Positron Emission Tomography Centre

Cancer

Cancer Research

Positron Emission Tomography (PET) imaging is regularly used to aid diagnosis of several different types of cancer.

A fluorine-containing version of glucose, Fluorodeoxyglucose or FDG, is the radioactive tracer most commonly used. A 'tracer' is a radioactive substance given in extremely small quantities, so that it should not have any chemical or biochemical effect. The technique is sometimes called FDG-PET to distinguish it from PET imaging with other tracers.

FDG is a useful tracer because tumour cells often use glucose for energy metabolism more actively than normal cells. After injection of FDG, the patient is allowed to rest quietly for one hour before PET imaging. The images then help to show whether primary or metastatic tumours are present.

In some cases, FDG-PET may also be useful in evaluating whether a cancer treatment is working or in helping to define the size and position of the tumour, so that radiotherapy can hit the required target and minimise damage to normal tissues.

For research purposes, other PET tracers are being developed. These can take advantage of other disturbed features of tumour cell metabolism:

  • Fluorothymidine (FLT) probes increased uptake of raw materials for making DNA
  • Fluorethyltyrosine (FET) can be used to monitor increased protein synthesis
  • radioactive versions of new drugs may be used to test how well the drug is taken into cancer cells

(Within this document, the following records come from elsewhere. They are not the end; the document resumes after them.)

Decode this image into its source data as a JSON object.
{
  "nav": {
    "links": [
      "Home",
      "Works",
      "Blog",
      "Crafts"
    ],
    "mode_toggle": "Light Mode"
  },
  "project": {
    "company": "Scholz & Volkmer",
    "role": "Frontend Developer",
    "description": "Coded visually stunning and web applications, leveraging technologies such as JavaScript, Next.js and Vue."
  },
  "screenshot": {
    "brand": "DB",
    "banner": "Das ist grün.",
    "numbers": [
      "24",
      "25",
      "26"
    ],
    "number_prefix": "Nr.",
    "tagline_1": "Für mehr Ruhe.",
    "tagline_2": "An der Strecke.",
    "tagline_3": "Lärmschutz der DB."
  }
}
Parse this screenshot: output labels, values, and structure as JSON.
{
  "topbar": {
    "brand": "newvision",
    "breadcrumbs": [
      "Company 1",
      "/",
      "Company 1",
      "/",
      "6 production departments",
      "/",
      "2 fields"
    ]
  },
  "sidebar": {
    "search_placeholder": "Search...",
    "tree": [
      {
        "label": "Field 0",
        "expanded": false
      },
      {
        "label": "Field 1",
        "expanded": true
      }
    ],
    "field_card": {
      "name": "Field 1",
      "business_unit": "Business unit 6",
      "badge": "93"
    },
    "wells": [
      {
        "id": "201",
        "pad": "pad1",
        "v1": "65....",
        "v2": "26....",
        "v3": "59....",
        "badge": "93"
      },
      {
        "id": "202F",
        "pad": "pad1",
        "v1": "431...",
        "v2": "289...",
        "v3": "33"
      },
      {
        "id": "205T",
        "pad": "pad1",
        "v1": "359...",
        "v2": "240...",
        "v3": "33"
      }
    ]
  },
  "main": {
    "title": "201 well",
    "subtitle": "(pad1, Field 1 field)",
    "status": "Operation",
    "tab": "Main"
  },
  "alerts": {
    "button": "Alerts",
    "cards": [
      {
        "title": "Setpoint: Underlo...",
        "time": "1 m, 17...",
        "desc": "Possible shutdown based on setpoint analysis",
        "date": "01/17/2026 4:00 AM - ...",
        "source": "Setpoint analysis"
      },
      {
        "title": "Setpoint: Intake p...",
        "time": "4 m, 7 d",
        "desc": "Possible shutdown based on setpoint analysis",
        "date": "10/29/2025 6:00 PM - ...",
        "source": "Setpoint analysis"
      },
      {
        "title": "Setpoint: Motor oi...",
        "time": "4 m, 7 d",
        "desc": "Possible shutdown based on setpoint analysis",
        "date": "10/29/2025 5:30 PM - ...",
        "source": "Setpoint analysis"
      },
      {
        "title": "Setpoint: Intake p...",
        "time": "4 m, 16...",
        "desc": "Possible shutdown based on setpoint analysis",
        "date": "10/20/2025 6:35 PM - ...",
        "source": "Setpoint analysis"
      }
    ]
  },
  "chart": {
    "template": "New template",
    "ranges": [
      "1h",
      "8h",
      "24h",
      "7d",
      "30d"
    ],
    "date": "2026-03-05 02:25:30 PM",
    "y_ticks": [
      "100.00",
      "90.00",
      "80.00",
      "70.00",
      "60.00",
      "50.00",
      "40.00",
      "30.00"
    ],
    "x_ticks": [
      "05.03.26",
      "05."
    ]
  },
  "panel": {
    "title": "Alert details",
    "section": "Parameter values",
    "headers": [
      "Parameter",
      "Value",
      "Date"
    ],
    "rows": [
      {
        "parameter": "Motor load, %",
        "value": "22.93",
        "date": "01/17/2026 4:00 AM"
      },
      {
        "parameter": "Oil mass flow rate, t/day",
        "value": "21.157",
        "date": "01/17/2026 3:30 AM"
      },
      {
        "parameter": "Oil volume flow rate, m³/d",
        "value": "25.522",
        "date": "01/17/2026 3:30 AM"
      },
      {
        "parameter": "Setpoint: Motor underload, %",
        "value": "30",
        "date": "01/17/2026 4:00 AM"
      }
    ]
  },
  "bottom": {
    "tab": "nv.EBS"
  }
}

Further information

Find out more about our research in this area: